Melatonin influences NO/NOS pathway and reduces oxidative and nitrosative stress in a model of hypoxic-ischemic brain damage.


PMID 27940344

Abstract

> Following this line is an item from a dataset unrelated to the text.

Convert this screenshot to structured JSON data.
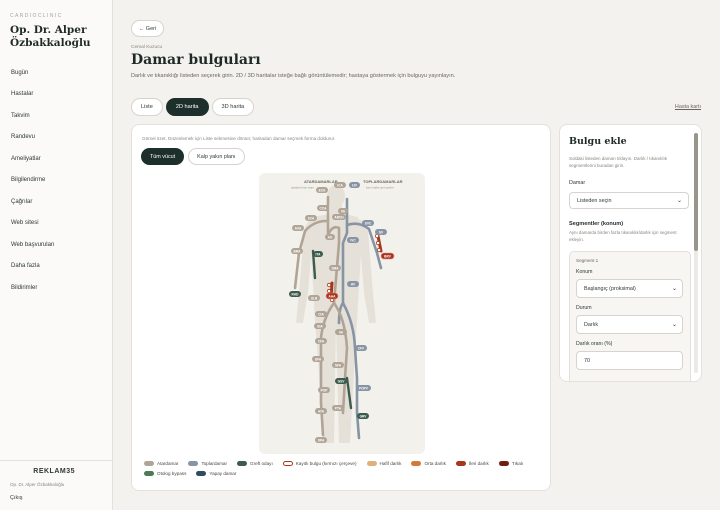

In this work, using a rat model combining ischemia and hypobaric hypoxia (IH), we evaluate the relationships between the antioxidant melatonin and the cerebral nitric oxide/nitric oxide synthase (NO/NOS) system seeking to ascertain whether melatonin exerts its antioxidant protective action by balancing this key pathway, which is highly involved in the cerebral oxidative and nitrosative damage underlying these pathologies. The application of the IH model increases the expression of the three nitric oxide synthase (NOS) isoforms, as well as nitrogen oxide (NOx) levels and nitrotyrosine (n-Tyr) impacts on the cerebral cortex. However, melatonin administration before IH makes nNOS expression response earlier and stronger, but diminishes iNOS and n-Tyr expression, while both eNOS and NOx remain unchanged. These results were corroborated by nicotine adenine dinucleotide phosphate diaphorase (NADPH-d) staining, as indicative of in situ NOS activity. In addition, the rats previously treated with melatonin exhibited a reduction in the oxidative impact evaluated by thiobarbituric acid reactive substances (TBARS). Finally, IH also intensified glial fibrillary acidic protein (GFAP) expression, reduced hypoxia-inducible factor-1alpha (HIF-1α), but did not change nuclear factor kappa B (NF-κB); meanwhile, melatonin did not significantly affect any of these patterns after the application of the IH model. The antioxidant melatonin acts on the NO/NOS system after IH injury balancing the release of NO, reducing peroxynitrite formation and protecting from nitrosative/oxidative damage. In addition, this paper raises questions concerning the classical role of some controversial molecules such as NO, which are of great consequence in the final fate of hypoxic neurons. We conclude that melatonin protects the brain from hypoxic/ischemic-derived damage in the first steps of the ischemic cascade, influencing the NO/NOS pathway and reducing oxidative and nitrosative stress.